Last September, Chicago Law Professor and neighbor of the Obama family Todd Henderson complained that he just couldn’t make ends meet on a combined family income estimated to be about $400,000 a year. In February, CNN Morning News Anchor Kiran Chetry interviewed then-White House budget director Peter Orszag. She seemed flummoxed that 1/4 of a million dollars wasn’t a modest family income for civilized parts of the country.
“You also talk about letting taxes expire for families that make over $250,000. Some would argue that in some parts of the country that is middle class.” Back in reality, more than 98 percent of U.S. households make less than $250,000.
What is it with all these rich people who continue to whine about not having enough money to exist when they clearly are very wealthy when compared to the vast majority (98%) of Americans? What kind of warped perspective on life leads them to shed incessant tears during this kind of economy? Why-oh-why do we have such a candy ass batch of plutocrats? Don’t we at least deserve a few that are sincerely rugged?
This is wonky, but there’s a very simple narrative underlying the numbers and analysis.
Catherine Rampell–writing for Economix–offered up an answer in an article called ‘Why So Many Rich People Don’t Feel Very Rich’. It involves a nifty graph. (You know me and nifty graphs.) I actually got a better nifty graph from Brad Delong’s page in a thread called On the Richness of the Rich Once Again. But, I would have never found either nifty graph without the help of ‘Why Does Inequality Make the Rich Feel Poorer?‘ over at Paul Krugman’s blog. I’m going to discuss all of that and harken back to Robert Reich’s thing at Alternet called The Problem Is That America’s Richest 1% Are Raking It in. You should be able to grok the theme of the parable of the poor little rich people by now.
Now what I have to do is explain why the rate of change along the slope of a curve using log income levels by percentile translates into pearl clutching in mamby pamby plutocracts. I know you hate math and it makes your stomach turn. I promise not to use the numbers. We’re going to just talk about the picture and the lines. Over on your right is Brad’s nifty graph. You can see that the curve is upward sloping but the slope varies depending on where you are on the curve.
You can see, however, it is positive at all points. This indicates a direct or positive relationship between two things. If one goes up, the other does too. Because the curve isn’t a straight line, the rate at which the curve goes up is different depending on where you are. This is reflected by the steepness or the flatness of the curve. Think of it as a hill. You have to slog up a steep hill, but a flat hill makes it easier to go forward.

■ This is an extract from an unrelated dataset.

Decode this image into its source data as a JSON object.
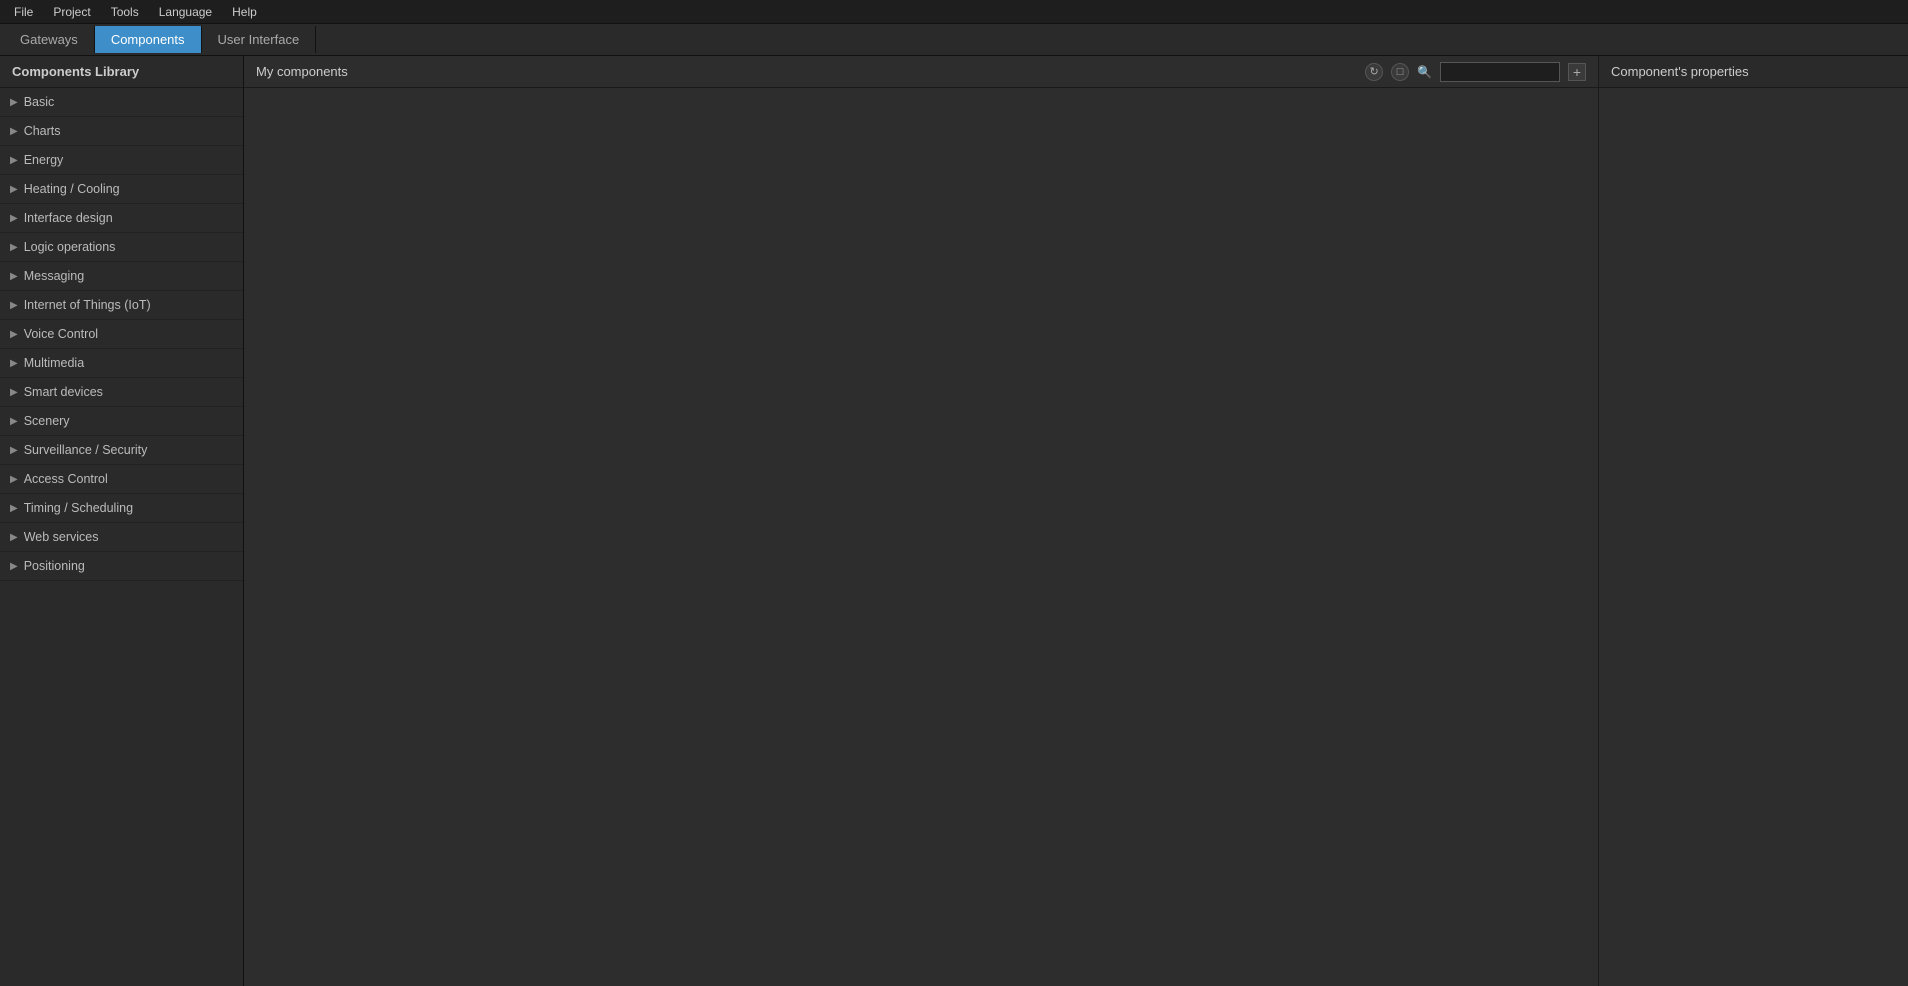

One of the things of interests shown by this graph is the Log of Annual Income and the other is the percentile of tax units. The difference between Rampell’s graph and Delong’s graph is the log calculation. Brad explains why she needs to use the log of annual income compared to the level. Basically, the log turns the comparison in to a growth rate of annual income. A level is simply a level. The log means that we’re using the rate of change happening in incomes as we go up and down the curve. That rate of change is radically different at the richest levels. You can see that the slope almost goes vertical there compared to the middle levels where the curve is less steep and somewhat more horizontal. There’s a story that explains that. Krugman explains it well so I’m going to start with his explanation.